about 2 years ago by Andrew Fitzmaurice

​Celebrating 12 Years at MorePeople. Have I mastered it?

I’ve had a few messages on LinkedIn to say congrats and to remind me that I am celebrating 12 years at MorePeople. Thank you.

Obviously, I am in denial that I’m still one of the younger ones here, but clearly, given the clear evidence of the team I’ve built around me, it isn’t really the case (though I still maintain that age is as much a state of mind!).

The messages I‘ve received have led me to reflect and take stock. My journey at MorePeople is far from over, but perhaps it would be useful to think about what I have learned over the course of a dozen years?

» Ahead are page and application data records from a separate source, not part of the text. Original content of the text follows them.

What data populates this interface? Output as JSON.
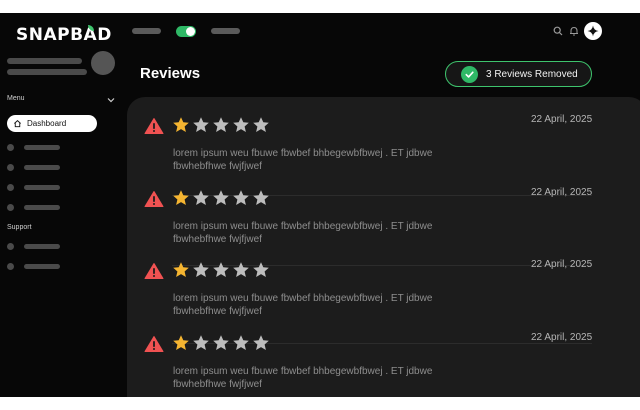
{
  "app": {
    "logo": "SNAPBAD"
  },
  "sidebar": {
    "menu_heading": "Menu",
    "dashboard_label": "Dashboard",
    "support_heading": "Support"
  },
  "page": {
    "title": "Reviews",
    "removed_badge": "3 Reviews Removed"
  },
  "reviews": [
    {
      "rating": 1,
      "max_rating": 5,
      "date": "22 April, 2025",
      "text": "lorem ipsum weu fbuwe fbwbef bhbegewbfbwej . ET jdbwe fbwhebfhwe fwjfjwef"
    },
    {
      "rating": 1,
      "max_rating": 5,
      "date": "22 April, 2025",
      "text": "lorem ipsum weu fbuwe fbwbef bhbegewbfbwej . ET jdbwe fbwhebfhwe fwjfjwef"
    },
    {
      "rating": 1,
      "max_rating": 5,
      "date": "22 April, 2025",
      "text": "lorem ipsum weu fbuwe fbwbef bhbegewbfbwej . ET jdbwe fbwhebfhwe fwjfjwef"
    },
    {
      "rating": 1,
      "max_rating": 5,
      "date": "22 April, 2025",
      "text": "lorem ipsum weu fbuwe fbwbef bhbegewbfbwej . ET jdbwe fbwhebfhwe fwjfjwef"
    }
  ],
  "icons": {
    "alert": "alert-triangle-icon",
    "star": "star-icon",
    "check": "check-circle-icon"
  },
  "colors": {
    "accent_green": "#3ec46d",
    "star_filled": "#f5b531",
    "star_empty": "#bdbdbd",
    "alert_red": "#f05252"
  }
}
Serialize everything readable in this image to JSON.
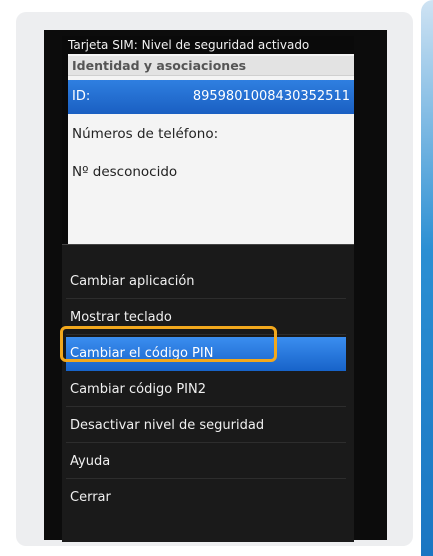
{
  "status_bar": {
    "text": "Tarjeta SIM: Nivel de seguridad activado"
  },
  "panel": {
    "section_header": "Identidad y asociaciones",
    "id_label": "ID:",
    "id_value": "8959801008430352511",
    "phone_numbers_label": "Números de teléfono:",
    "phone_number_value": "Nº desconocido"
  },
  "menu": {
    "items": [
      {
        "label": "Cambiar aplicación",
        "selected": false
      },
      {
        "label": "Mostrar teclado",
        "selected": false
      },
      {
        "label": "Cambiar el código PIN",
        "selected": true
      },
      {
        "label": "Cambiar código PIN2",
        "selected": false
      },
      {
        "label": "Desactivar nivel de seguridad",
        "selected": false
      },
      {
        "label": "Ayuda",
        "selected": false
      },
      {
        "label": "Cerrar",
        "selected": false
      }
    ]
  },
  "colors": {
    "selection_blue": "#1a5fc2",
    "highlight_orange": "#f2a81d",
    "menu_background": "#1a1a1a"
  }
}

In short, I’ve learned a lot!

That said, it feels like sometimes, the more I learn the less I feel like I know.

The bar I set for personal development is forever raising. Much like the torture of trying to get better at golf, I set a goal, work hard to improve and then if I’m fortunate enough to get there, I just want to be better.

Maybe you find the same? Sometimes at golf, as at work, the frustrations can feel familiar, even if you’re now demonstrably better than you were. Maybe a small consolation; I can guarantee that even the pros teeing it up at Augusta this week will feel angsty when they don’t meet their high expectations – I guess that’s why people keep at golf and work for a lifetime!

Anyway, what have I learned?

  • Change takes time. Not always a long time but time, nonetheless. And people go through change curves at different paces. Remember that when rolling out new things and allow for those reactions.

  • It’s vital to have a plan – a vision! Though to have a vision is one thing. What’s also important is that others can see it too. Getting everyone else to see your vision in technicolour is where real gains can be made.

  • You can never communicate enough. No employee has ever complained about getting too much communication from the boss or the business, but people complain (or sometimes leave companies) if they don’t get enough information. Obviously, some things are confidential and for the boardroom only, but share all you can. Frequently.

  • Learn to look after yourself. You can’t work for 12 years and be good every day if you’re broken. Look after your mind, your body, your house, your garden and your relationships with your friends and your family – the last two years have made us all realise this. Hopefully.

So, am I great at these things after 12 years? Nope. Am I better than I used to be? Hell yeah. Am I too hard on myself? Nah. I just want to get to the work equivalent of playing off scratch. And when I get there, I’ll just want to be a plus handicapper. Striving for constant improvement is what it’s all about and it’s what’ll keep me going for another 12 years no doubt! Watch this space!